***** Provided data

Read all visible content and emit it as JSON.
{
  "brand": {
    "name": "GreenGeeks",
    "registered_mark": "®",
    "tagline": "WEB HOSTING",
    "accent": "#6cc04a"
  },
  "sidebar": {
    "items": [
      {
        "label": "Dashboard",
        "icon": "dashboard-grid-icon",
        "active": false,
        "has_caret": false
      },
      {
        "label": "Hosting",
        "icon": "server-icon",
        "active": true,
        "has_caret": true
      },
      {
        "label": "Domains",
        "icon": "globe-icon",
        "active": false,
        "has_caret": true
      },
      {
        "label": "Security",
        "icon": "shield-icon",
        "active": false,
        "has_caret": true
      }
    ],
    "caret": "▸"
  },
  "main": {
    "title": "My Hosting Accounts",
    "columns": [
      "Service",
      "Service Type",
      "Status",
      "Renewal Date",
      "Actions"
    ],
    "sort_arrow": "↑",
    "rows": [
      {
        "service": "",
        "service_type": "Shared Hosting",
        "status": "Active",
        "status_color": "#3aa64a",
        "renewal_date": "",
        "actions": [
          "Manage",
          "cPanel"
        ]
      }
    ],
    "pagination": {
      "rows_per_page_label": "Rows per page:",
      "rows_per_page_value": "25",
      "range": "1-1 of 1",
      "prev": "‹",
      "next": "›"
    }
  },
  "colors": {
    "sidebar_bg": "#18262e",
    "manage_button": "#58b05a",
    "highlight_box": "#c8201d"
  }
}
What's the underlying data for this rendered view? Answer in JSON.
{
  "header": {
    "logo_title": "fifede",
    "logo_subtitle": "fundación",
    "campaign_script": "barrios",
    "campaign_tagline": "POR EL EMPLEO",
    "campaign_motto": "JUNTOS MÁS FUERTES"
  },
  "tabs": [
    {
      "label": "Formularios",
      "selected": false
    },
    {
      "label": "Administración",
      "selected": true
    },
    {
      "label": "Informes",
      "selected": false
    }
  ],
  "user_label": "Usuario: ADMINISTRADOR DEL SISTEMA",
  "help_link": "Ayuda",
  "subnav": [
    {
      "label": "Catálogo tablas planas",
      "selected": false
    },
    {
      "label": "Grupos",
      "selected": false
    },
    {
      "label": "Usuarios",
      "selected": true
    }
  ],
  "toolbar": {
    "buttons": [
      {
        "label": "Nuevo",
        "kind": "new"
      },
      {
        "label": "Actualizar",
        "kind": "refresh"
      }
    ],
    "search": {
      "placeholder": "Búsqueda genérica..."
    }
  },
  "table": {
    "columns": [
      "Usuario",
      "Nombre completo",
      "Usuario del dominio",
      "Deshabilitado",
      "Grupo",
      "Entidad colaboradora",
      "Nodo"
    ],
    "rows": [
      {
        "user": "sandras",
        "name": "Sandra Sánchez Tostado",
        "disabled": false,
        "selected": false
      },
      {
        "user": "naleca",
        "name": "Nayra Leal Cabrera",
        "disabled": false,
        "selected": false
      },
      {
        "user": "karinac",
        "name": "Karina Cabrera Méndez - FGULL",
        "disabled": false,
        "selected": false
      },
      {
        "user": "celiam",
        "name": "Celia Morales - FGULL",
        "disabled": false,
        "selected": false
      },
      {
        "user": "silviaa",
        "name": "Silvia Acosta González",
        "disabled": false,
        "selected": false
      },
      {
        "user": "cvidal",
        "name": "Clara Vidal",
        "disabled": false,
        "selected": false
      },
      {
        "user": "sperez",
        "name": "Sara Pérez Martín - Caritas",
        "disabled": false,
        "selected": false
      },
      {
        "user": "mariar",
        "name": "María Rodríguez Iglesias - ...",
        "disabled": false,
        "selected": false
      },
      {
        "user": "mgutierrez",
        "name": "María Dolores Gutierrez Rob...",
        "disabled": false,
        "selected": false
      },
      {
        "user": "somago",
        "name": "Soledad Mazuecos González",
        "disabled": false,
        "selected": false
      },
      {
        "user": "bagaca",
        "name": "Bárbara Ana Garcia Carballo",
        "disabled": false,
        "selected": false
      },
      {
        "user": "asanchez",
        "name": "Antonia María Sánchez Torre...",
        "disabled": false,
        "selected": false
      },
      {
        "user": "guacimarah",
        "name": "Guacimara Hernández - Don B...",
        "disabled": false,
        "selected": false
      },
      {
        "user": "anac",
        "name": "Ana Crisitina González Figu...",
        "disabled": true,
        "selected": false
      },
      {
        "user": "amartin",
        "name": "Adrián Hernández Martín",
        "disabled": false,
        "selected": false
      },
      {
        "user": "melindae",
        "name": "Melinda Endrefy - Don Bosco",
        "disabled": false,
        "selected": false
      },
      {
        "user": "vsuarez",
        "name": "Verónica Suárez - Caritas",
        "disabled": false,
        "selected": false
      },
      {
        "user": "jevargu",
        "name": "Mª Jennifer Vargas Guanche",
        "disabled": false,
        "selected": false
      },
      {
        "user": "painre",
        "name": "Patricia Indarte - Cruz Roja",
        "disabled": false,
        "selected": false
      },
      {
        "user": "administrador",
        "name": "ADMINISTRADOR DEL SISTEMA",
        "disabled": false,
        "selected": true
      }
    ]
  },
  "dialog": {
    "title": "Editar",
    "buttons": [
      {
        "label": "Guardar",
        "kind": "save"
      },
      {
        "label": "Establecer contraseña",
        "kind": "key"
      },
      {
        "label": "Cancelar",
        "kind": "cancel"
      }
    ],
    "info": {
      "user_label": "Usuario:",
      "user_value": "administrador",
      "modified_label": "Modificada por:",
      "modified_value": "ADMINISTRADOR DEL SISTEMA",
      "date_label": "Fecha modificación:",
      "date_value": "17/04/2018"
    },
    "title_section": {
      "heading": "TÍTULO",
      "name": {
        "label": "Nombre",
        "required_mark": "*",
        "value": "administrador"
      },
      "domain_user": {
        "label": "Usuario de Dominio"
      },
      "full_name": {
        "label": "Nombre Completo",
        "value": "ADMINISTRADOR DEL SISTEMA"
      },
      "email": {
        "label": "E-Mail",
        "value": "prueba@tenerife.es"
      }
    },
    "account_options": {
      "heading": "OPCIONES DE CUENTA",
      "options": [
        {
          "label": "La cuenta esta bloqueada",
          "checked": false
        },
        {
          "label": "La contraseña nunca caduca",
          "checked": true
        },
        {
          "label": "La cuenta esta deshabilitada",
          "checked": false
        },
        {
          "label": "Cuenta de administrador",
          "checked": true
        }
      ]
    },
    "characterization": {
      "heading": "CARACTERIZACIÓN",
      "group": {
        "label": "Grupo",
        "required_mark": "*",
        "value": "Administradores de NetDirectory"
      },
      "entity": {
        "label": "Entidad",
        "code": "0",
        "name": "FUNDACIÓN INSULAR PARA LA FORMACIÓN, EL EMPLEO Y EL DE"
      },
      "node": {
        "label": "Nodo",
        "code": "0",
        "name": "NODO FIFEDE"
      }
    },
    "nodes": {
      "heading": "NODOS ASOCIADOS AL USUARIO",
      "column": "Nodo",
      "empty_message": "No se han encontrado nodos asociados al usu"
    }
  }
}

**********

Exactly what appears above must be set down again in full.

Read all visible content and emit it as JSON.
{
  "brand": {
    "name": "GreenGeeks",
    "registered_mark": "®",
    "tagline": "WEB HOSTING",
    "accent": "#6cc04a"
  },
  "sidebar": {
    "items": [
      {
        "label": "Dashboard",
        "icon": "dashboard-grid-icon",
        "active": false,
        "has_caret": false
      },
      {
        "label": "Hosting",
        "icon": "server-icon",
        "active": true,
        "has_caret": true
      },
      {
        "label": "Domains",
        "icon": "globe-icon",
        "active": false,
        "has_caret": true
      },
      {
        "label": "Security",
        "icon": "shield-icon",
        "active": false,
        "has_caret": true
      }
    ],
    "caret": "▸"
  },
  "main": {
    "title": "My Hosting Accounts",
    "columns": [
      "Service",
      "Service Type",
      "Status",
      "Renewal Date",
      "Actions"
    ],
    "sort_arrow": "↑",
    "rows": [
      {
        "service": "",
        "service_type": "Shared Hosting",
        "status": "Active",
        "status_color": "#3aa64a",
        "renewal_date": "",
        "actions": [
          "Manage",
          "cPanel"
        ]
      }
    ],
    "pagination": {
      "rows_per_page_label": "Rows per page:",
      "rows_per_page_value": "25",
      "range": "1-1 of 1",
      "prev": "‹",
      "next": "›"
    }
  },
  "colors": {
    "sidebar_bg": "#18262e",
    "manage_button": "#58b05a",
    "highlight_box": "#c8201d"
  }
}
What's the underlying data for this rendered view? Answer in JSON.
{
  "header": {
    "logo_title": "fifede",
    "logo_subtitle": "fundación",
    "campaign_script": "barrios",
    "campaign_tagline": "POR EL EMPLEO",
    "campaign_motto": "JUNTOS MÁS FUERTES"
  },
  "tabs": [
    {
      "label": "Formularios",
      "selected": false
    },
    {
      "label": "Administración",
      "selected": true
    },
    {
      "label": "Informes",
      "selected": false
    }
  ],
  "user_label": "Usuario: ADMINISTRADOR DEL SISTEMA",
  "help_link": "Ayuda",
  "subnav": [
    {
      "label": "Catálogo tablas planas",
      "selected": false
    },
    {
      "label": "Grupos",
      "selected": false
    },
    {
      "label": "Usuarios",
      "selected": true
    }
  ],
  "toolbar": {
    "buttons": [
      {
        "label": "Nuevo",
        "kind": "new"
      },
      {
        "label": "Actualizar",
        "kind": "refresh"
      }
    ],
    "search": {
      "placeholder": "Búsqueda genérica..."
    }
  },
  "table": {
    "columns": [
      "Usuario",
      "Nombre completo",
      "Usuario del dominio",
      "Deshabilitado",
      "Grupo",
      "Entidad colaboradora",
      "Nodo"
    ],
    "rows": [
      {
        "user": "sandras",
        "name": "Sandra Sánchez Tostado",
        "disabled": false,
        "selected": false
      },
      {
        "user": "naleca",
        "name": "Nayra Leal Cabrera",
        "disabled": false,
        "selected": false
      },
      {
        "user": "karinac",
        "name": "Karina Cabrera Méndez - FGULL",
        "disabled": false,
        "selected": false
      },
      {
        "user": "celiam",
        "name": "Celia Morales - FGULL",
        "disabled": false,
        "selected": false
      },
      {
        "user": "silviaa",
        "name": "Silvia Acosta González",
        "disabled": false,
        "selected": false
      },
      {
        "user": "cvidal",
        "name": "Clara Vidal",
        "disabled": false,
        "selected": false
      },
      {
        "user": "sperez",
        "name": "Sara Pérez Martín - Caritas",
        "disabled": false,
        "selected": false
      },
      {
        "user": "mariar",
        "name": "María Rodríguez Iglesias - ...",
        "disabled": false,
        "selected": false
      },
      {
        "user": "mgutierrez",
        "name": "María Dolores Gutierrez Rob...",
        "disabled": false,
        "selected": false
      },
      {
        "user": "somago",
        "name": "Soledad Mazuecos González",
        "disabled": false,
        "selected": false
      },
      {
        "user": "bagaca",
        "name": "Bárbara Ana Garcia Carballo",
        "disabled": false,
        "selected": false
      },
      {
        "user": "asanchez",
        "name": "Antonia María Sánchez Torre...",
        "disabled": false,
        "selected": false
      },
      {
        "user": "guacimarah",
        "name": "Guacimara Hernández - Don B...",
        "disabled": false,
        "selected": false
      },
      {
        "user": "anac",
        "name": "Ana Crisitina González Figu...",
        "disabled": true,
        "selected": false
      },
      {
        "user": "amartin",
        "name": "Adrián Hernández Martín",
        "disabled": false,
        "selected": false
      },
      {
        "user": "melindae",
        "name": "Melinda Endrefy - Don Bosco",
        "disabled": false,
        "selected": false
      },
      {
        "user": "vsuarez",
        "name": "Verónica Suárez - Caritas",
        "disabled": false,
        "selected": false
      },
      {
        "user": "jevargu",
        "name": "Mª Jennifer Vargas Guanche",
        "disabled": false,
        "selected": false
      },
      {
        "user": "painre",
        "name": "Patricia Indarte - Cruz Roja",
        "disabled": false,
        "selected": false
      },
      {
        "user": "administrador",
        "name": "ADMINISTRADOR DEL SISTEMA",
        "disabled": false,
        "selected": true
      }
    ]
  },
  "dialog": {
    "title": "Editar",
    "buttons": [
      {
        "label": "Guardar",
        "kind": "save"
      },
      {
        "label": "Establecer contraseña",
        "kind": "key"
      },
      {
        "label": "Cancelar",
        "kind": "cancel"
      }
    ],
    "info": {
      "user_label": "Usuario:",
      "user_value": "administrador",
      "modified_label": "Modificada por:",
      "modified_value": "ADMINISTRADOR DEL SISTEMA",
      "date_label": "Fecha modificación:",
      "date_value": "17/04/2018"
    },
    "title_section": {
      "heading": "TÍTULO",
      "name": {
        "label": "Nombre",
        "required_mark": "*",
        "value": "administrador"
      },
      "domain_user": {
        "label": "Usuario de Dominio"
      },
      "full_name": {
        "label": "Nombre Completo",
        "value": "ADMINISTRADOR DEL SISTEMA"
      },
      "email": {
        "label": "E-Mail",
        "value": "prueba@tenerife.es"
      }
    },
    "account_options": {
      "heading": "OPCIONES DE CUENTA",
      "options": [
        {
          "label": "La cuenta esta bloqueada",
          "checked": false
        },
        {
          "label": "La contraseña nunca caduca",
          "checked": true
        },
        {
          "label": "La cuenta esta deshabilitada",
          "checked": false
        },
        {
          "label": "Cuenta de administrador",
          "checked": true
        }
      ]
    },
    "characterization": {
      "heading": "CARACTERIZACIÓN",
      "group": {
        "label": "Grupo",
        "required_mark": "*",
        "value": "Administradores de NetDirectory"
      },
      "entity": {
        "label": "Entidad",
        "code": "0",
        "name": "FUNDACIÓN INSULAR PARA LA FORMACIÓN, EL EMPLEO Y EL DE"
      },
      "node": {
        "label": "Nodo",
        "code": "0",
        "name": "NODO FIFEDE"
      }
    },
    "nodes": {
      "heading": "NODOS ASOCIADOS AL USUARIO",
      "column": "Nodo",
      "empty_message": "No se han encontrado nodos asociados al usu"
    }
  }
}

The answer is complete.